Two would be a desire to remain competitive. Ridder will take his lumps getting adjusted, and the team still may want that playoff spot just to have it. You could argue that Ridder makes that easier with his passing ability, but there are no guarantees he’s a step up on Mariota.
Three would be Ridder himself not giving the team a reason to start him. Maybe he’s behind on where they want him to be, or maybe they, well, just drafted him to be a long-term backup. It’s really impossible for us to know how the team really feels about Ridder until he plays in actual games, as they said a lot of glowing things right after drafting him and over the summer, but not much since. If that doesn’t happen this year, it hypothetically signal that he’s not the guy. That’s not the ideal scenario for anyone involved—it puts this team in the position of potentially needing to surrender significant assets to trade up in the draft for a quarterback or trade for a veteran—but it is possible.
After swinging-and-missing for Deshaun Watson (*shivers*), Falcons owner Arthur Blank is possibly getting antsy to see his team find out what its future is at quarterback. The business reasoning for starting Ridder and getting fans to pour in to see the new quarterback is palpable, and the football reasoning is solid. You don’t want to rush Ridder’s development, but would a few games in 2022 really hurt?
Ridder would enter the starting lineup with a rising head coach that mostly calls effective plays, plenty of weapons to throw to, a run game to balance on and...well, an offensive line. The team wouldn’t be throwing him to the wolves, though certainly there will be a few times where he’s chased around. The Falcons are the wolves, or at least, they ought to be. Sooner or later, they’ll have to have the confidence to see what he’s got, especially if a 2023 quarterback also has caught their eye.
It’s hard to know what to think about all of this, whether you’re a Ridder stan or a Mariota fan, but Thursday night’s game gives you a clear picture of where the Falcons are.
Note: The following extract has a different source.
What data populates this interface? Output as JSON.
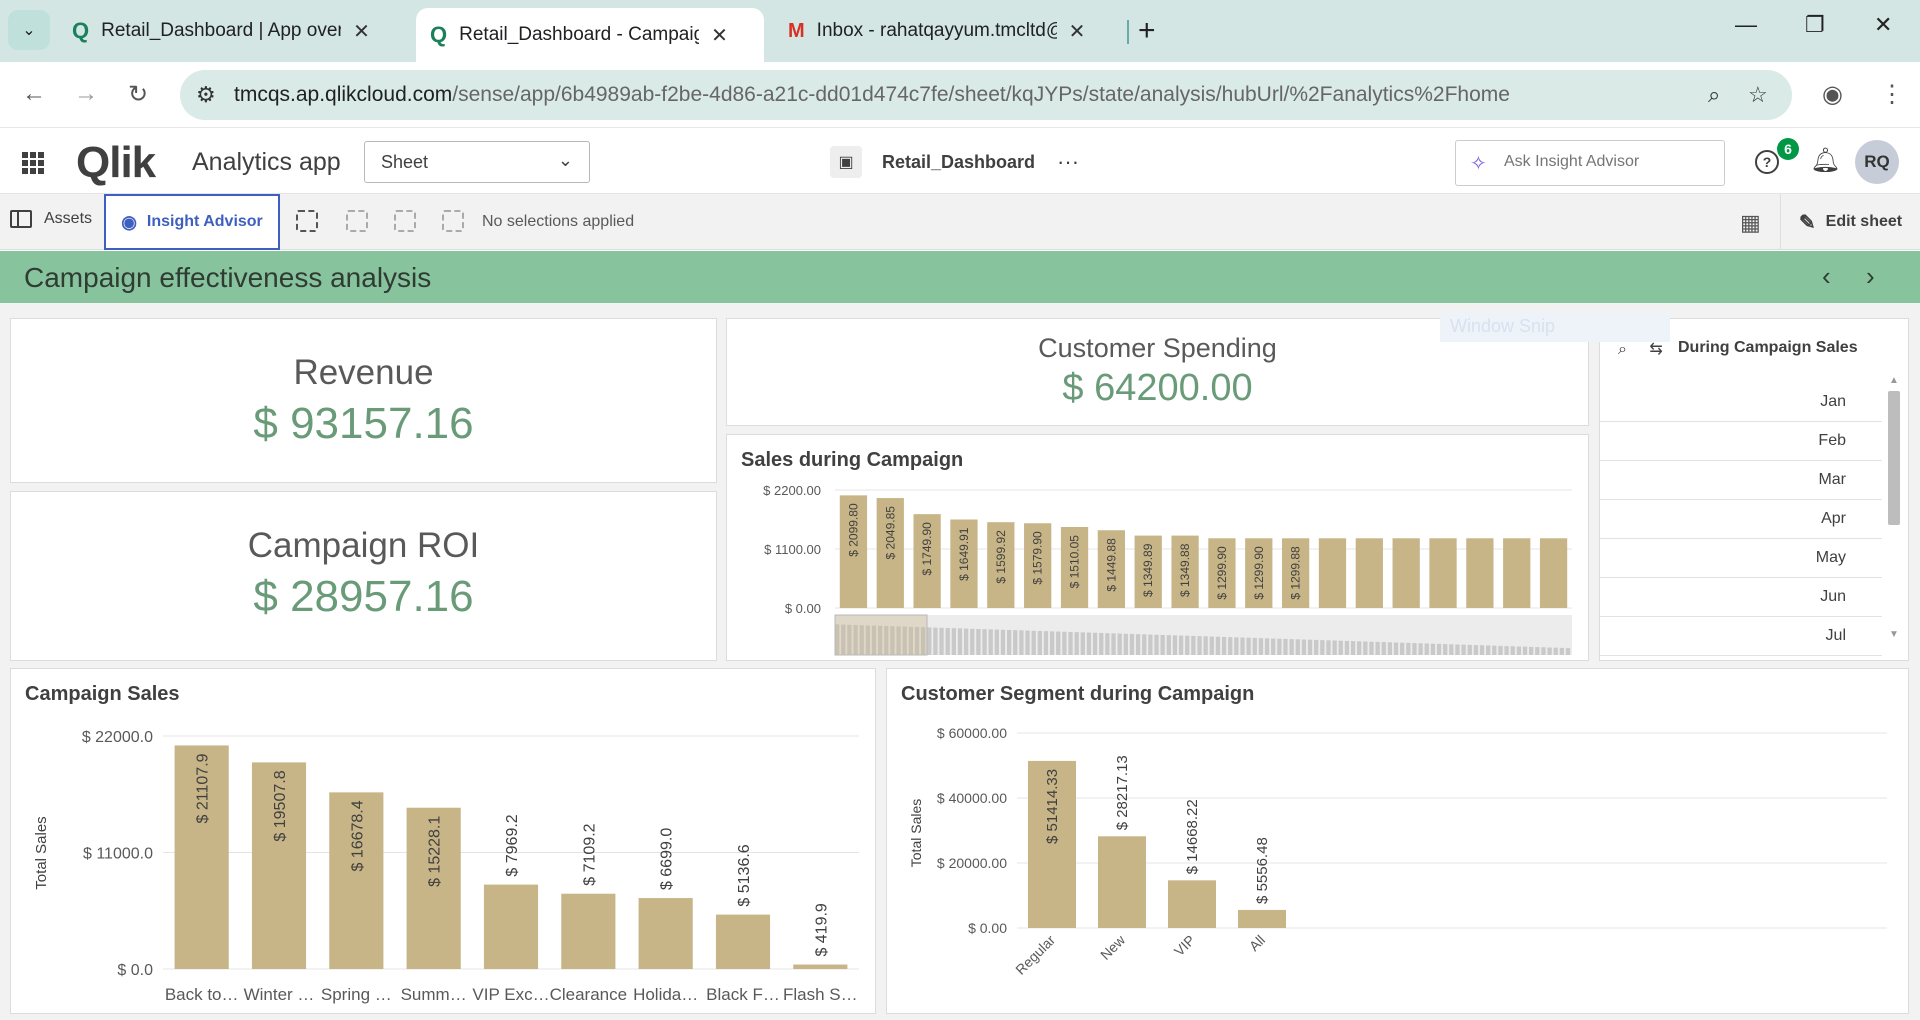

They’re going to need quite a bit of work to be a legitimate contender, and one of the changes that is a virtual certainty is that the team is going to need a new quarterback sooner or later.
It may or may not prove to be Ridder, but I doubt the team is going to wait too much longer before they use game action to try to figure that out. With seen games to go, it’s getting close to the time you want to start figuring out if the guy you just drafted is good enough to keep your team from starting over again in 2023.